no responses - Posted 05.18.15
If Istanbul had a city museum, in the 20th-century exhibition we’d expect to walk into a life-sized recreation of Kenan Usta Ocakbaşı, a seminal grill joint in the Beyoğlu district. As visitors descended a few steps into the exhibition, sensors would trigger the harsh light of fluorescent bulbs overhead, illuminating ...continue
no responses - Posted 05.05.15
As we’ve written here before, if you do a little rooting around, the Grand Bazaar can be as much about the food as it is about the shopping. Case in point: Aynen Dürüm, a microscopic kebab shack at the edge of the sprawling bazaar that serves exceptionally good wraps (or, ...continue
no responses - Posted 04.21.15
We’ve committed a lot of space on this blog to identifying the taste, smell and sight of a seriously good kebab, but it was not until we sat in Şeyhmus Kebap Evi (on a tip from chef Gencay over at Meze) that we came to know what delicious kebab actually ...continue
no responses - Posted 03.17.15
In Turkish popular lore, the residents of Kilis, a town in Southeast Turkey near the Syrian border, are known for two things: kebab-making and smuggling. We haven’t been to Kilis, so we can’t vouch for the smuggling bit (although these days the town is featured regularly in the headlines as a ...continue
no responses - Posted 10.06.14
Istanbul has plenty of kebab joints, but places serving cağ are sadly hard to find. Originating in the eastern Anatolian province of Erzurum, the kebab looks like a horizontal döner, but tastes otherworldly. If South American cowboys somehow found themselves in Erzurum’s grassy Turkish steppe, they would surely be struck ...continue
no responses - Posted 04.16.14
With all of the anticipation of local elections in March, the scandalous graft-laden tapes leaked via social media, the communication fog brought on by the ban of Twitter and YouTube and the subsequent call for a vote recount in many cities, this city’s stomach had good reason to be distracted. ...continue
no responses - Posted 03.06.14
If there are an estimated 17 million souls in Istanbul, then there are at least that many opinions on the best kebab house in town. There are stodgy oak-paneled rooms with country-club appeal, where well-dressed businessmen marvel at heaping plates of delicious grilled meat.
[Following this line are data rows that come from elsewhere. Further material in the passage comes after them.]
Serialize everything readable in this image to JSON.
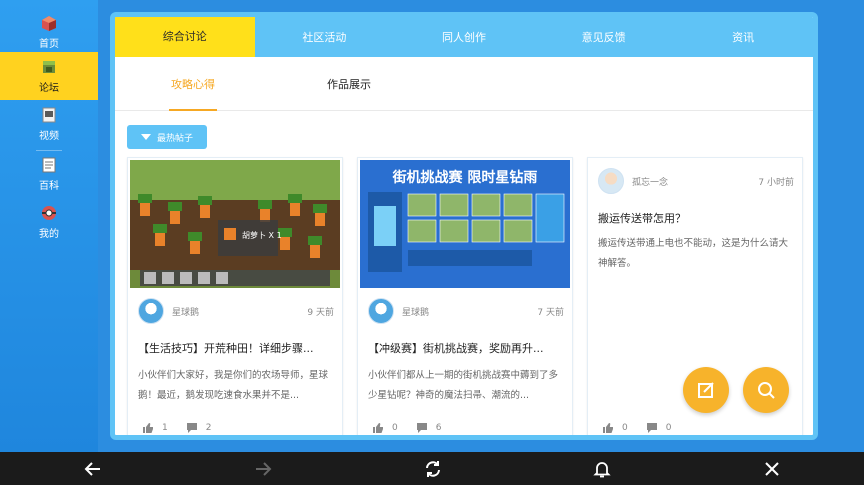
{
  "sidebar": {
    "items": [
      {
        "label": "首页",
        "icon": "home-icon"
      },
      {
        "label": "论坛",
        "icon": "forum-icon"
      },
      {
        "label": "视频",
        "icon": "video-icon"
      },
      {
        "label": "百科",
        "icon": "wiki-icon"
      },
      {
        "label": "我的",
        "icon": "profile-icon"
      }
    ],
    "active_index": 1
  },
  "tabs": [
    {
      "label": "综合讨论"
    },
    {
      "label": "社区活动"
    },
    {
      "label": "同人创作"
    },
    {
      "label": "意见反馈"
    },
    {
      "label": "资讯"
    }
  ],
  "subtabs": [
    {
      "label": "攻略心得"
    },
    {
      "label": "作品展示"
    }
  ],
  "sort_button": {
    "label": "最热帖子"
  },
  "posts": [
    {
      "author": "星球鹅",
      "time": "9 天前",
      "title": "【生活技巧】开荒种田！详细步骤...",
      "body": "小伙伴们大家好，我是你们的农场导师，星球鹅！最近，鹅发现吃速食水果并不是...",
      "likes": "1",
      "comments": "2"
    },
    {
      "author": "星球鹅",
      "time": "7 天前",
      "title": "【冲级赛】街机挑战赛，奖励再升...",
      "body": "小伙伴们都从上一期的街机挑战赛中薅到了多少星钻呢？神奇的魔法扫帚、潮流的...",
      "likes": "0",
      "comments": "6",
      "banner_title": "街机挑战赛 限时星钻雨"
    },
    {
      "author": "孤忘一念",
      "time": "7 小时前",
      "title": "搬运传送带怎用？",
      "body": "搬运传送带通上电也不能动，这是为什么请大神解答。",
      "likes": "0",
      "comments": "0"
    }
  ],
  "game_hotbar_tooltip": "胡萝卜 X 1",
  "colors": {
    "accent_yellow": "#ffe01a",
    "tab_blue": "#5fc3f6",
    "subtab_active": "#f6a823",
    "fab_orange": "#f7b32b",
    "sidebar_blue": "#2f9ff0"
  },
  "fabs": [
    {
      "icon": "edit-icon"
    },
    {
      "icon": "search-icon"
    }
  ],
  "system_bar": [
    {
      "icon": "back-arrow-icon"
    },
    {
      "icon": "forward-arrow-icon"
    },
    {
      "icon": "refresh-icon"
    },
    {
      "icon": "bell-icon"
    },
    {
      "icon": "close-icon"
    }
  ]
}
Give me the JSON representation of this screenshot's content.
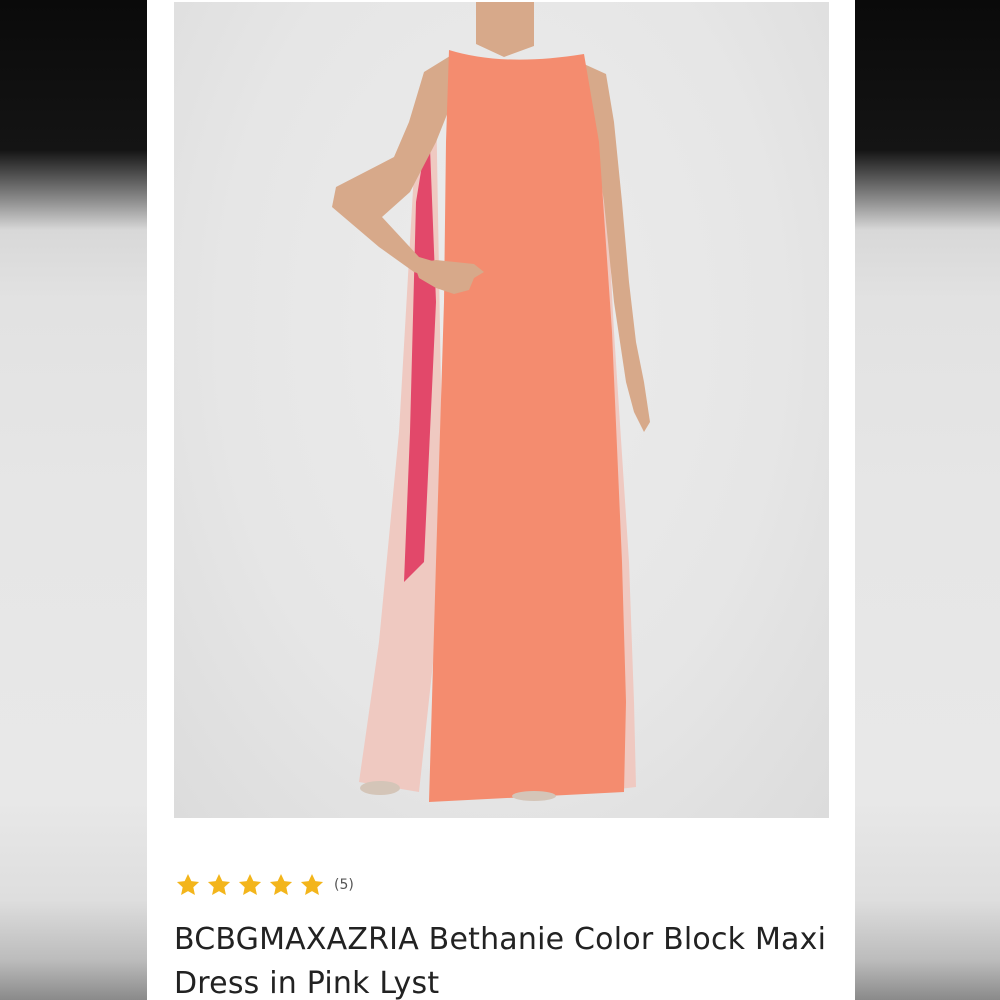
{
  "product": {
    "title": "BCBGMAXAZRIA Bethanie Color Block Maxi Dress in Pink Lyst",
    "image_alt": "Model wearing a coral and blush color block sleeveless maxi dress",
    "rating": {
      "stars": 5,
      "max_stars": 5,
      "count_label": "(5)"
    }
  },
  "colors": {
    "star": "#f3b51b",
    "dress_coral": "#f48c6f",
    "dress_blush": "#efc9c1",
    "dress_pink_accent": "#e2486a",
    "title_text": "#222222"
  },
  "icons": {
    "star": "star-icon"
  }
}
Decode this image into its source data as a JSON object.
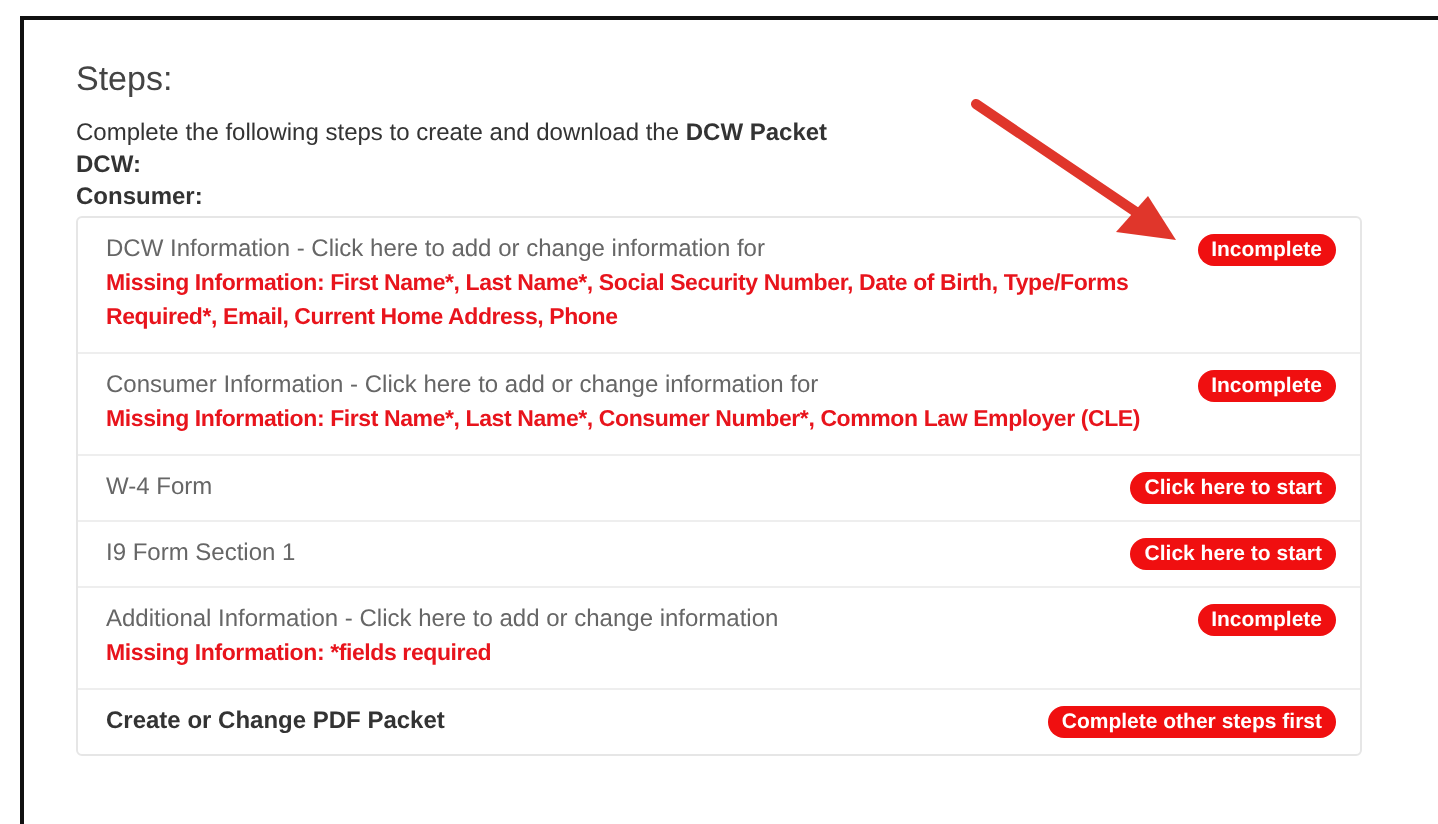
{
  "heading": "Steps:",
  "intro": "Complete the following steps to create and download the **DCW Packet**",
  "labels": [
    "DCW:",
    "Consumer:"
  ],
  "steps": [
    {
      "title": "DCW Information - Click here to add or change information for",
      "emphasized": false,
      "missing": "Missing Information: First Name*, Last Name*, Social Security Number, Date of Birth, Type/Forms Required*, Email, Current Home Address, Phone",
      "status": "Incomplete"
    },
    {
      "title": "Consumer Information - Click here to add or change information for",
      "emphasized": false,
      "missing": "Missing Information: First Name*, Last Name*, Consumer Number*, Common Law Employer (CLE)",
      "status": "Incomplete"
    },
    {
      "title": "W-4 Form",
      "emphasized": false,
      "status": "Click here to start"
    },
    {
      "title": "I9 Form Section 1",
      "emphasized": false,
      "status": "Click here to start"
    },
    {
      "title": "Additional Information - Click here to add or change information",
      "emphasized": false,
      "missing": "Missing Information: *fields required",
      "status": "Incomplete"
    },
    {
      "title": "Create or Change PDF Packet",
      "emphasized": true,
      "status": "Complete other steps first"
    }
  ]
}
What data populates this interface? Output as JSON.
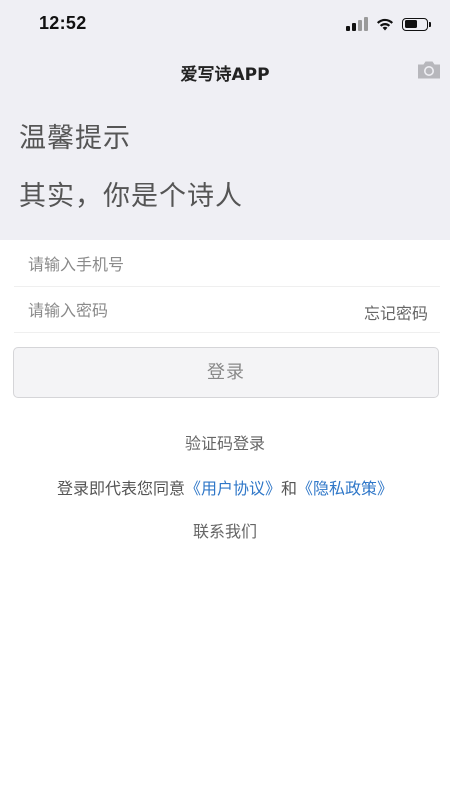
{
  "status_bar": {
    "time": "12:52"
  },
  "navbar": {
    "title": "爱写诗APP",
    "right_icon": "camera-icon"
  },
  "tip": {
    "title": "温馨提示",
    "text": "其实，你是个诗人"
  },
  "form": {
    "phone_placeholder": "请输入手机号",
    "password_placeholder": "请输入密码",
    "forgot_label": "忘记密码",
    "login_label": "登录"
  },
  "links": {
    "sms_login": "验证码登录",
    "agreement_prefix": "登录即代表您同意",
    "user_agreement": "《用户协议》",
    "conjunction": "和",
    "privacy_policy": "《隐私政策》",
    "contact": "联系我们"
  },
  "colors": {
    "top_bg": "#efeff4",
    "link": "#2f77c8"
  }
}
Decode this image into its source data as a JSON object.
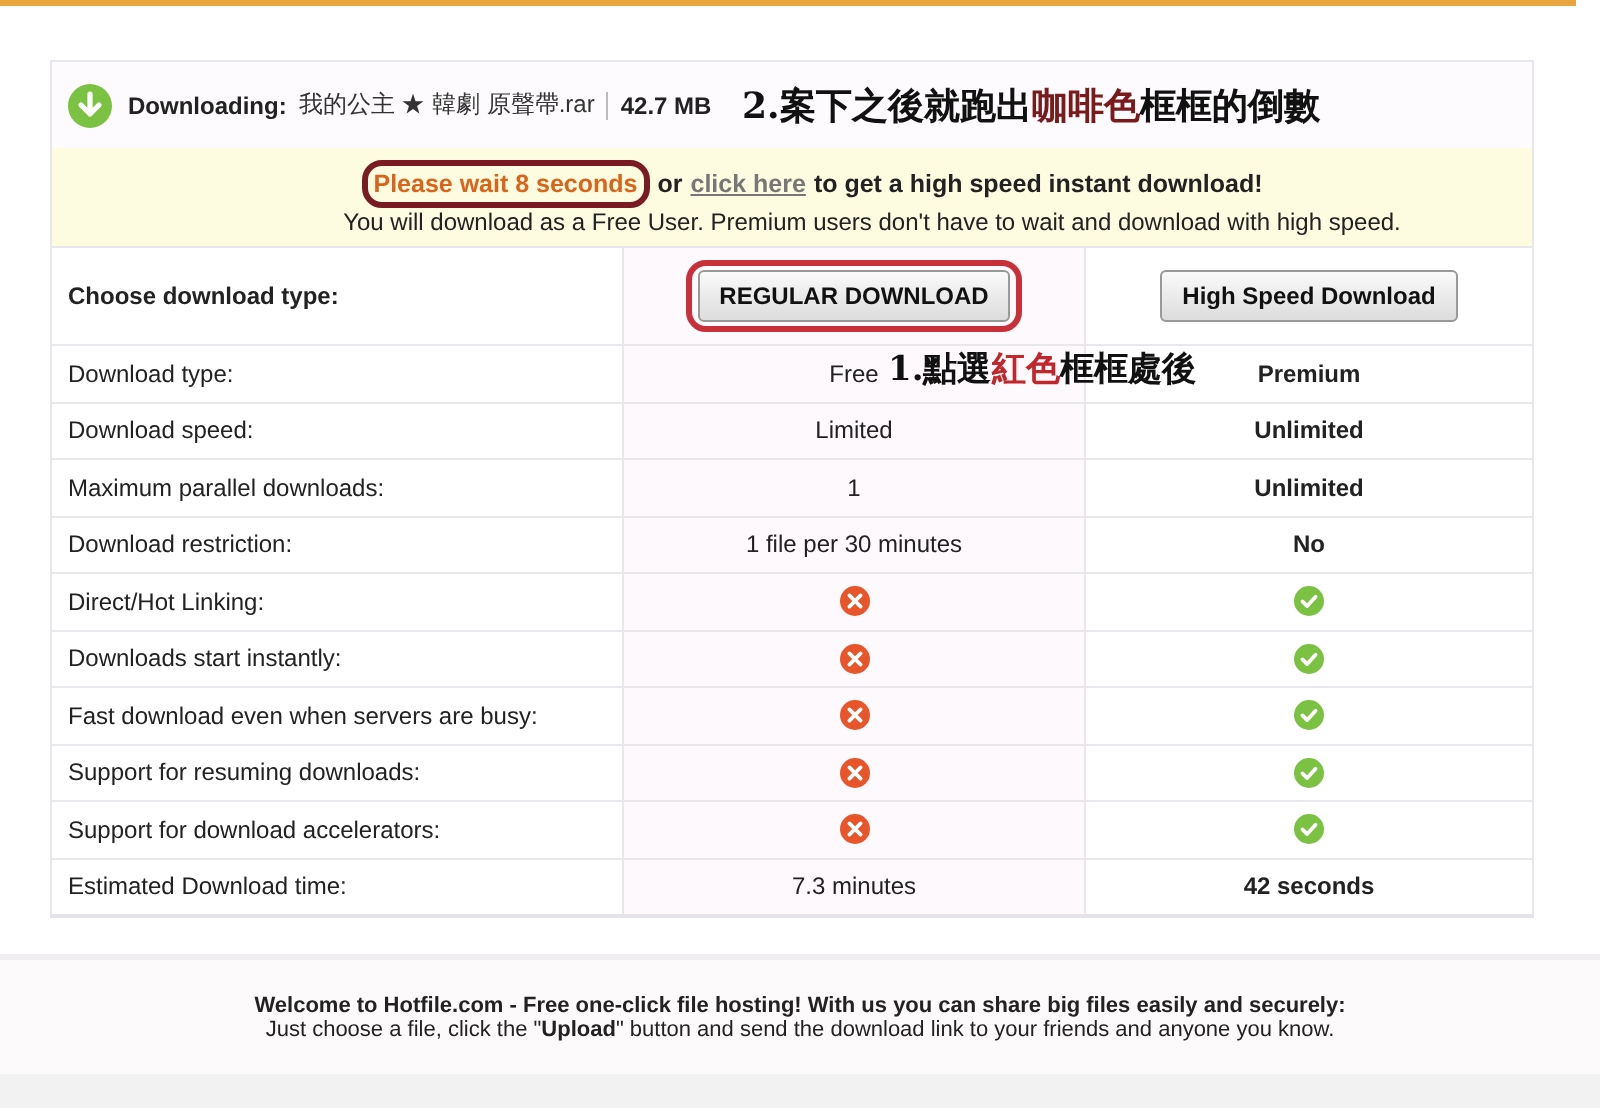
{
  "download": {
    "label": "Downloading:",
    "filename": "我的公主 ★ 韓劇 原聲帶.rar",
    "size": "42.7 MB"
  },
  "notice": {
    "wait": "Please wait 8 seconds",
    "wait_highlighted": true,
    "or": "or",
    "link": "click here",
    "rest": "to get a high speed instant download!",
    "line2": "You will download as a Free User. Premium users don't have to wait and download with high speed."
  },
  "choose": {
    "label": "Choose download type:",
    "buttons": [
      {
        "label": "REGULAR DOWNLOAD",
        "highlighted": true
      },
      {
        "label": "High Speed Download",
        "highlighted": false
      }
    ]
  },
  "rows": [
    {
      "label": "Download type:",
      "free": {
        "kind": "text",
        "text": "Free"
      },
      "premium": {
        "kind": "text",
        "text": "Premium"
      }
    },
    {
      "label": "Download speed:",
      "free": {
        "kind": "text",
        "text": "Limited"
      },
      "premium": {
        "kind": "text",
        "text": "Unlimited"
      }
    },
    {
      "label": "Maximum parallel downloads:",
      "free": {
        "kind": "text",
        "text": "1"
      },
      "premium": {
        "kind": "text",
        "text": "Unlimited"
      }
    },
    {
      "label": "Download restriction:",
      "free": {
        "kind": "text",
        "text": "1 file per 30 minutes"
      },
      "premium": {
        "kind": "text",
        "text": "No"
      }
    },
    {
      "label": "Direct/Hot Linking:",
      "free": {
        "kind": "no"
      },
      "premium": {
        "kind": "yes"
      }
    },
    {
      "label": "Downloads start instantly:",
      "free": {
        "kind": "no"
      },
      "premium": {
        "kind": "yes"
      }
    },
    {
      "label": "Fast download even when servers are busy:",
      "free": {
        "kind": "no"
      },
      "premium": {
        "kind": "yes"
      }
    },
    {
      "label": "Support for resuming downloads:",
      "free": {
        "kind": "no"
      },
      "premium": {
        "kind": "yes"
      }
    },
    {
      "label": "Support for download accelerators:",
      "free": {
        "kind": "no"
      },
      "premium": {
        "kind": "yes"
      }
    },
    {
      "label": "Estimated Download time:",
      "free": {
        "kind": "text",
        "text": "7.3 minutes"
      },
      "premium": {
        "kind": "text",
        "text": "42 seconds"
      }
    }
  ],
  "annotations": [
    {
      "parts": [
        {
          "text": "2.案下之後就跑出",
          "color": "#111111"
        },
        {
          "text": "咖啡色",
          "color": "#7a1a1a"
        },
        {
          "text": "框框的倒數",
          "color": "#111111"
        }
      ]
    },
    {
      "parts": [
        {
          "text": "1.點選",
          "color": "#111111"
        },
        {
          "text": "紅色",
          "color": "#c0262a"
        },
        {
          "text": "框框處後",
          "color": "#111111"
        }
      ]
    }
  ],
  "footer": {
    "title": "Welcome to Hotfile.com - Free one-click file hosting! With us you can share big files easily and securely:",
    "line": "Just choose a file, click the \"**Upload**\" button and send the download link to your friends and anyone you know."
  }
}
And there are 24/7 hole-in-the-walls, ...continue
1 response - Posted 12.23.13
Breakfast in Erzincan We were strangers in a strange land – eastern Turkey’s Erzincan, to be exact – and Yalçın Kaya welcomed us into his cheese shop with such gracious fervor that it didn’t surprise us to find out that this Anatolian cheesemonger moonlights as an imam. "Have you had breakfast?" the ...continue